Two books, published both in September 2022
The Stumbling Progress of 20th Century Science – How Crises and Great Minds Have Shaped Our Modern World
The 70 years from 1880 to 1950 witnessed the final ascent of humankind into the modern age. Historically, this period is characterized by deep political, social and economic crises. However, parallel to this and much less known in the public, rational scientific thinking also experienced the darkest and deepest crisis of its own history. All the great modern scientific discoveries like quantum theory, genetics and neurology are products of this. Ground-breaking discoveries, profound crises, revolutionary thoughts, refutation of previously unshakable beliefs – these years are marked by scientific achievements of numerous great minds, who overturned our understanding of the world, of space, time and infinity, of life, logic and calculability almost overnight. The „intuitive genius“ of these pioneers still forms the foundation of today’s scientific thinking and technological progress. In fact, tackling and overcoming those deep scientific crises shaped our modern life like nothing else. The resulting reorientation of our understanding of nature and ourselves allowed ancient philosophical questions to appear in a new light: „What is reality?“, „What can we know about the world?“ or „What is man’s place in nature?“. The most exciting period in the history of science is retold here in an entertaining way.
Emmy Noether – Ihr steiniger Weg an die Weltspitze der Mathematik
She has a razor-sharp mind, struggles for recognition throughout her life and refuses to be swayed: Emmy Noether (1882-1935), probably the most important female mathematician ever, is strong enough never to do what society expects of a woman.
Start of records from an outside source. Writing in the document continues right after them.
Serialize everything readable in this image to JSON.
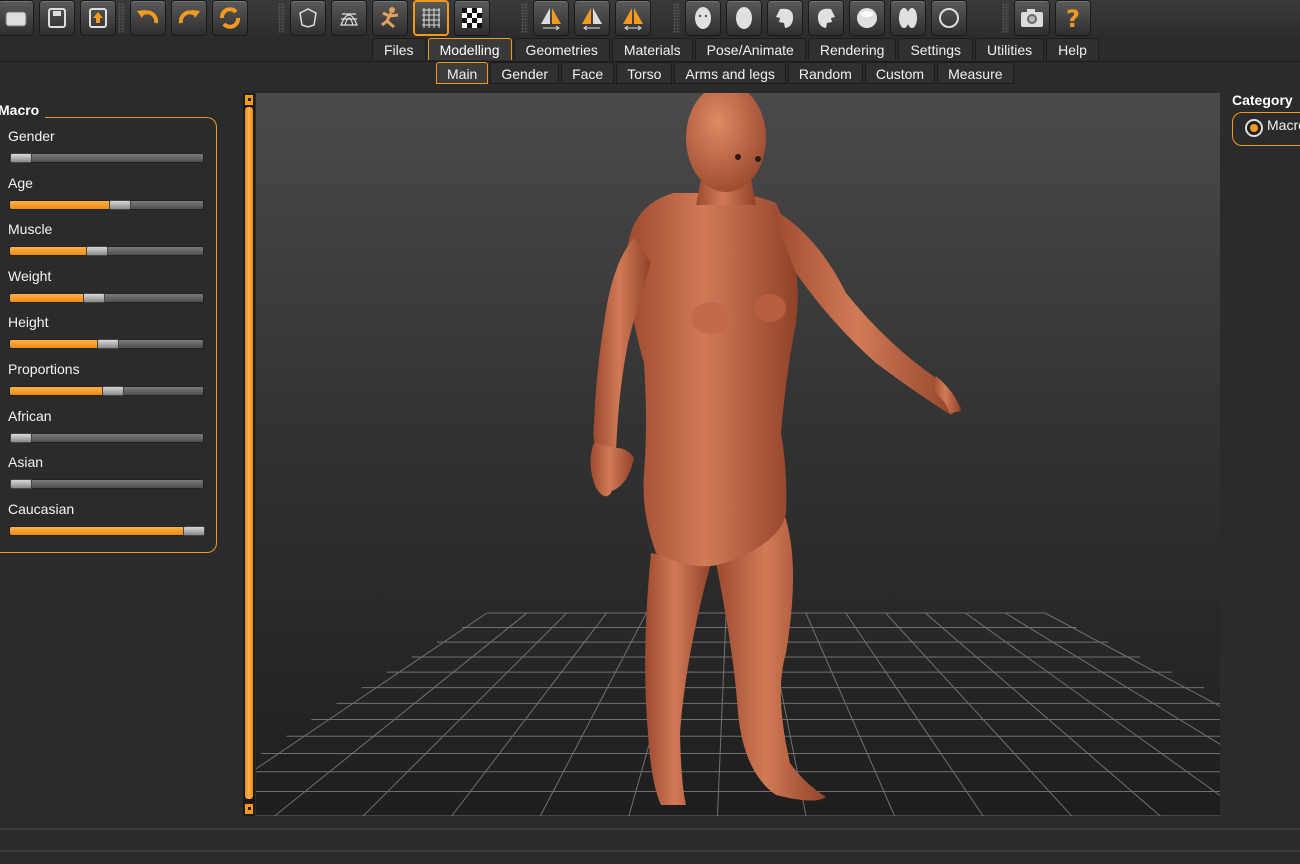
{
  "toolbar": {
    "buttons": [
      {
        "icon": "open-folder-icon"
      },
      {
        "icon": "save-icon"
      },
      {
        "icon": "export-icon"
      },
      {
        "icon": "undo-icon"
      },
      {
        "icon": "redo-icon"
      },
      {
        "icon": "reset-icon"
      },
      {
        "icon": "smooth-icon"
      },
      {
        "icon": "wireframe-icon"
      },
      {
        "icon": "pose-icon"
      },
      {
        "icon": "grid-icon",
        "active": true
      },
      {
        "icon": "checkerboard-icon"
      },
      {
        "icon": "symmetry-right-icon"
      },
      {
        "icon": "symmetry-left-icon"
      },
      {
        "icon": "symmetry-both-icon"
      },
      {
        "icon": "front-view-icon"
      },
      {
        "icon": "back-view-icon"
      },
      {
        "icon": "left-view-icon"
      },
      {
        "icon": "right-view-icon"
      },
      {
        "icon": "top-view-icon"
      },
      {
        "icon": "bottom-view-icon"
      },
      {
        "icon": "reset-camera-icon"
      },
      {
        "icon": "screenshot-icon"
      },
      {
        "icon": "help-icon"
      }
    ]
  },
  "tabs": [
    "Files",
    "Modelling",
    "Geometries",
    "Materials",
    "Pose/Animate",
    "Rendering",
    "Settings",
    "Utilities",
    "Help"
  ],
  "active_tab": "Modelling",
  "subtabs": [
    "Main",
    "Gender",
    "Face",
    "Torso",
    "Arms and legs",
    "Random",
    "Custom",
    "Measure"
  ],
  "active_subtab": "Main",
  "left_panel": {
    "group_title": "Macro",
    "sliders": [
      {
        "label": "Gender",
        "value": 0.0
      },
      {
        "label": "Age",
        "value": 0.57
      },
      {
        "label": "Muscle",
        "value": 0.44
      },
      {
        "label": "Weight",
        "value": 0.42
      },
      {
        "label": "Height",
        "value": 0.5
      },
      {
        "label": "Proportions",
        "value": 0.53
      },
      {
        "label": "African",
        "value": 0.0
      },
      {
        "label": "Asian",
        "value": 0.0
      },
      {
        "label": "Caucasian",
        "value": 1.0
      }
    ]
  },
  "right_panel": {
    "title": "Category",
    "option": "Macro"
  },
  "colors": {
    "accent": "#f39a1e",
    "skin": "#c86a4a",
    "background": "#2b2b2b"
  }
}
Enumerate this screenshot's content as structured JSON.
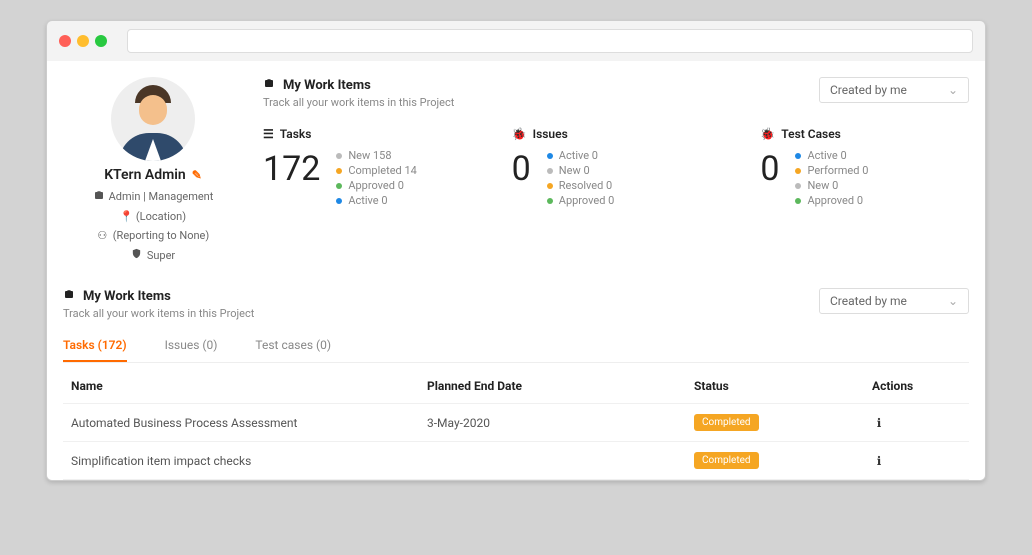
{
  "profile": {
    "name": "KTern Admin",
    "edit_icon": "pencil",
    "role": "Admin | Management",
    "location": "(Location)",
    "reporting": "(Reporting to None)",
    "level": "Super"
  },
  "workitems_top": {
    "title": "My Work Items",
    "subtitle": "Track all your work items in this Project",
    "filter": "Created by me"
  },
  "stats": {
    "tasks": {
      "label": "Tasks",
      "count": "172",
      "items": [
        {
          "class": "grey",
          "text": "New 158"
        },
        {
          "class": "orange",
          "text": "Completed 14"
        },
        {
          "class": "green",
          "text": "Approved 0"
        },
        {
          "class": "blue",
          "text": "Active 0"
        }
      ]
    },
    "issues": {
      "label": "Issues",
      "count": "0",
      "items": [
        {
          "class": "blue",
          "text": "Active 0"
        },
        {
          "class": "grey",
          "text": "New 0"
        },
        {
          "class": "orange",
          "text": "Resolved 0"
        },
        {
          "class": "green",
          "text": "Approved 0"
        }
      ]
    },
    "testcases": {
      "label": "Test Cases",
      "count": "0",
      "items": [
        {
          "class": "blue",
          "text": "Active 0"
        },
        {
          "class": "orange",
          "text": "Performed 0"
        },
        {
          "class": "grey",
          "text": "New 0"
        },
        {
          "class": "green",
          "text": "Approved 0"
        }
      ]
    }
  },
  "workitems_bottom": {
    "title": "My Work Items",
    "subtitle": "Track all your work items in this Project",
    "filter": "Created by me"
  },
  "tabs": [
    {
      "label": "Tasks (172)",
      "active": true
    },
    {
      "label": "Issues (0)",
      "active": false
    },
    {
      "label": "Test cases (0)",
      "active": false
    }
  ],
  "table": {
    "headers": {
      "name": "Name",
      "date": "Planned End Date",
      "status": "Status",
      "actions": "Actions"
    },
    "rows": [
      {
        "name": "Automated Business Process Assessment",
        "date": "3-May-2020",
        "status": "Completed"
      },
      {
        "name": "Simplification item impact checks",
        "date": "",
        "status": "Completed"
      }
    ]
  }
}
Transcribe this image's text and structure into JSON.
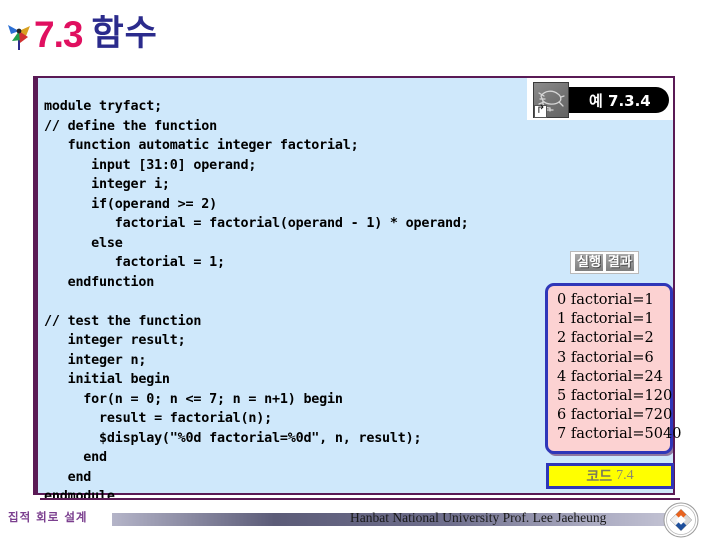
{
  "title": {
    "number": "7.3",
    "korean": "함수",
    "bullet_icon": "pinwheel-icon",
    "number_color": "#e01060",
    "korean_color": "#2b2b8c"
  },
  "example_badge": {
    "thumb_icon": "document-shortcut-icon",
    "label": "예 7.3.4",
    "pill_bg": "#000000",
    "pill_text_color": "#ffffff"
  },
  "code_panel": {
    "border_color": "#5a1a55",
    "background": "#cfe8fb",
    "lines": [
      "module tryfact;",
      "// define the function",
      "   function automatic integer factorial;",
      "      input [31:0] operand;",
      "      integer i;",
      "      if(operand >= 2)",
      "         factorial = factorial(operand - 1) * operand;",
      "      else",
      "         factorial = 1;",
      "   endfunction",
      "",
      "// test the function",
      "   integer result;",
      "   integer n;",
      "   initial begin",
      "     for(n = 0; n <= 7; n = n+1) begin",
      "       result = factorial(n);",
      "       $display(\"%0d factorial=%0d\", n, result);",
      "     end",
      "   end",
      "endmodule"
    ]
  },
  "run_result": {
    "label_part1": "실행",
    "label_part2": "결과",
    "box_border_color": "#2f36b8",
    "box_background": "#fcd2d2",
    "lines": [
      "0 factorial=1",
      "1 factorial=1",
      "2 factorial=2",
      "3 factorial=6",
      "4 factorial=24",
      "5 factorial=120",
      "6 factorial=720",
      "7 factorial=5040"
    ]
  },
  "code_caption": {
    "korean": "코드",
    "number": "7.4",
    "background": "#ffff00",
    "border_color": "#2f36b8"
  },
  "footer": {
    "left_label": "집적 회로 설계",
    "credit": "Hanbat National University Prof. Lee Jaeheung",
    "seal_icon": "university-seal-icon"
  }
}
Despite much resistance, she manages to fight her way to the top of her discipline with groundbreaking work.
Emmy grows up in a liberal Jewish family in Erlangen. After passing her exams to become a language teacher, she took up mathematics studies with special permission, earned her doctorate and, thanks to her brilliant achievements, stepped out of the shadow of her father, a well-known mathematician. In 1915, Emmy Noether accepted a call to Göttingen, where she worked alongside the luminaries of her field, but without a salary or an academic position – because she was a woman. With Noether’s theorem, which is still valid today, she revolutionized mathematical thinking in physics, then became a pioneer of modern algebra. Highly gifted students from all over the world flock to the extraordinary professor, who by now enjoys international renown. In 1933 she was expelled from the university because she was Jewish. She emigrated to the USA, taught in Pennsylvania, close to Albert Einstein, who held the brilliant thinker in high esteem. Fate strikes when she has to undergo cancer surgery …